==== Data for review ====

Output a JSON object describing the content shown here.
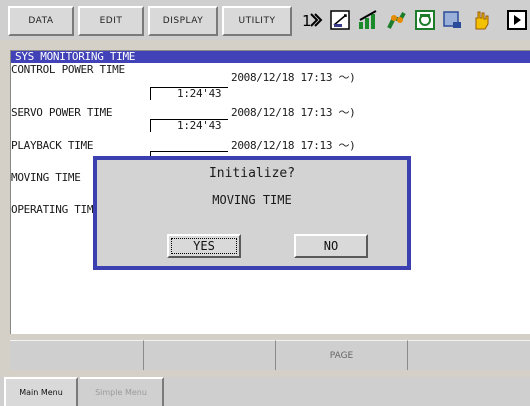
{
  "menu": {
    "data": "DATA",
    "edit": "EDIT",
    "display": "DISPLAY",
    "utility": "UTILITY"
  },
  "status_icons": [
    "tool-number-icon",
    "edit-lock-icon",
    "play-mode-icon",
    "robot-icon",
    "cycle-icon",
    "step-icon",
    "hand-icon",
    "run-icon"
  ],
  "panel": {
    "title": "SYS MONITORING TIME",
    "rows": [
      {
        "label": "CONTROL POWER TIME",
        "date": "2008/12/18 17:13 ～)",
        "time": "1:24'43"
      },
      {
        "label": "SERVO POWER TIME",
        "date": "2008/12/18 17:13 ～)",
        "time": "1:24'43"
      },
      {
        "label": "PLAYBACK TIME",
        "date": "2008/12/18 17:13 ～)"
      },
      {
        "label": "MOVING TIME"
      },
      {
        "label": "OPERATING TIME"
      }
    ]
  },
  "dialog": {
    "title": "Initialize?",
    "message": "MOVING TIME",
    "yes": "YES",
    "no": "NO"
  },
  "function_bar": {
    "keys": [
      "",
      "",
      "PAGE",
      ""
    ]
  },
  "tabs": {
    "main_menu": "Main Menu",
    "simple_menu": "Simple Menu"
  },
  "colors": {
    "title_bar": "#4141b8",
    "dialog_frame": "#3b3fb0",
    "background": "#d4d0c8"
  }
}
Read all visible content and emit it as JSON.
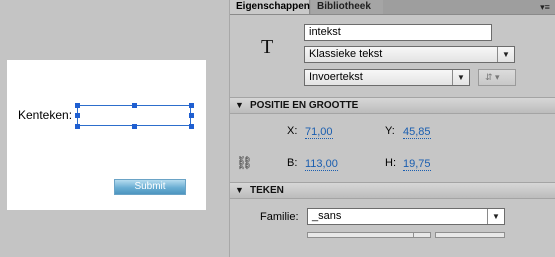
{
  "stage": {
    "label": "Kenteken:",
    "submit_label": "Submit"
  },
  "panel": {
    "tabs": [
      {
        "label": "Eigenschappen"
      },
      {
        "label": "Bibliotheek"
      }
    ],
    "menu_icon": "panel-menu-icon",
    "type_icon": "T",
    "instance_name": "intekst",
    "text_engine": "Klassieke tekst",
    "text_type": "Invoertekst",
    "sections": {
      "position_size": {
        "title": "POSITIE EN GROOTTE",
        "x_label": "X:",
        "x_value": "71,00",
        "y_label": "Y:",
        "y_value": "45,85",
        "w_label": "B:",
        "w_value": "113,00",
        "h_label": "H:",
        "h_value": "19,75"
      },
      "character": {
        "title": "TEKEN",
        "family_label": "Familie:",
        "family_value": "_sans"
      }
    }
  }
}
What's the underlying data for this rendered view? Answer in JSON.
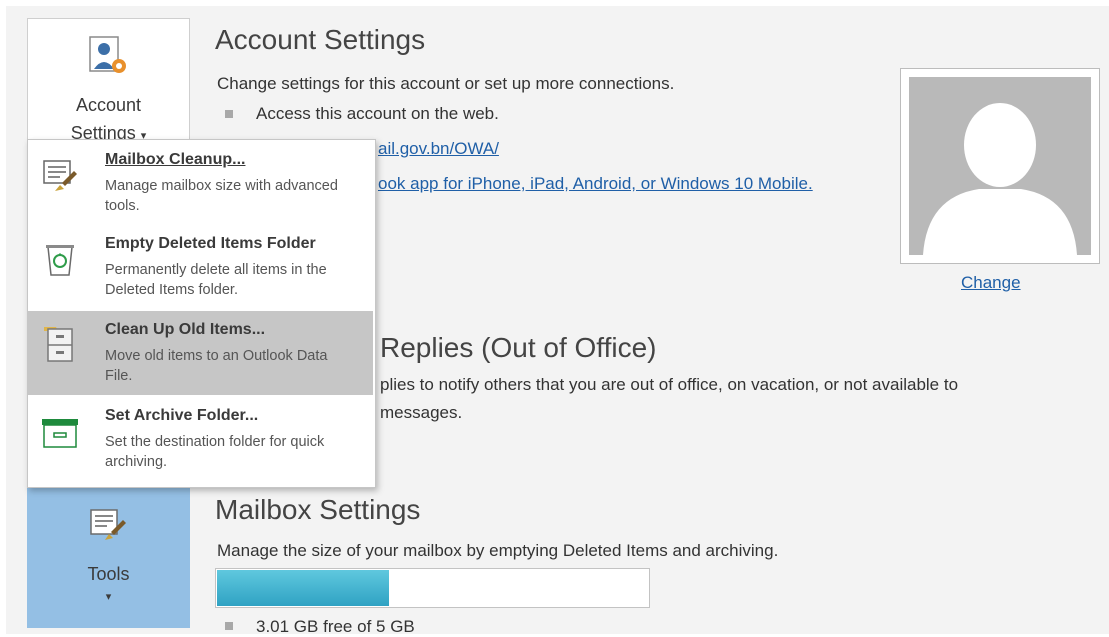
{
  "sidebar": {
    "account_settings": {
      "label_line1": "Account",
      "label_line2": "Settings",
      "dropdown_glyph": "▾",
      "icon": "account-settings-icon"
    },
    "tools": {
      "label": "Tools",
      "dropdown_glyph": "▾",
      "icon": "tools-icon"
    }
  },
  "account_section": {
    "title": "Account Settings",
    "description": "Change settings for this account or set up more connections.",
    "bullet_text": "Access this account on the web.",
    "web_link": "ail.gov.bn/OWA/",
    "mobile_link": "ook app for iPhone, iPad, Android, or Windows 10 Mobile."
  },
  "profile": {
    "change_link": "Change",
    "icon": "profile-silhouette-icon"
  },
  "auto_replies": {
    "title_fragment": "Replies (Out of Office)",
    "description_line1": "plies to notify others that you are out of office, on vacation, or not available to",
    "description_line2": "messages."
  },
  "mailbox_section": {
    "title": "Mailbox Settings",
    "description": "Manage the size of your mailbox by emptying Deleted Items and archiving.",
    "usage_fraction": 0.398,
    "free_text": "3.01 GB free of 5 GB"
  },
  "menu": {
    "items": [
      {
        "title": "Mailbox Cleanup...",
        "desc": "Manage mailbox size with advanced tools.",
        "icon": "mailbox-cleanup-icon"
      },
      {
        "title": "Empty Deleted Items Folder",
        "desc": "Permanently delete all items in the Deleted Items folder.",
        "icon": "recycle-bin-icon"
      },
      {
        "title": "Clean Up Old Items...",
        "desc": "Move old items to an Outlook Data File.",
        "icon": "file-cabinet-icon"
      },
      {
        "title": "Set Archive Folder...",
        "desc": "Set the destination folder for quick archiving.",
        "icon": "archive-box-icon"
      }
    ]
  },
  "colors": {
    "tools_bg": "#94bfe4",
    "link": "#1f5fa7",
    "progress": "#2fa2c3",
    "menu_hover": "#c6c6c6",
    "archive_green": "#1e8a3c"
  }
}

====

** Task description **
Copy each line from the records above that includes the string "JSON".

** Expected answer **
Output a JSON object describing the content shown here.
Read all visible content and emit it as JSON.
What's the underlying data for this rendered view? Answer in JSON.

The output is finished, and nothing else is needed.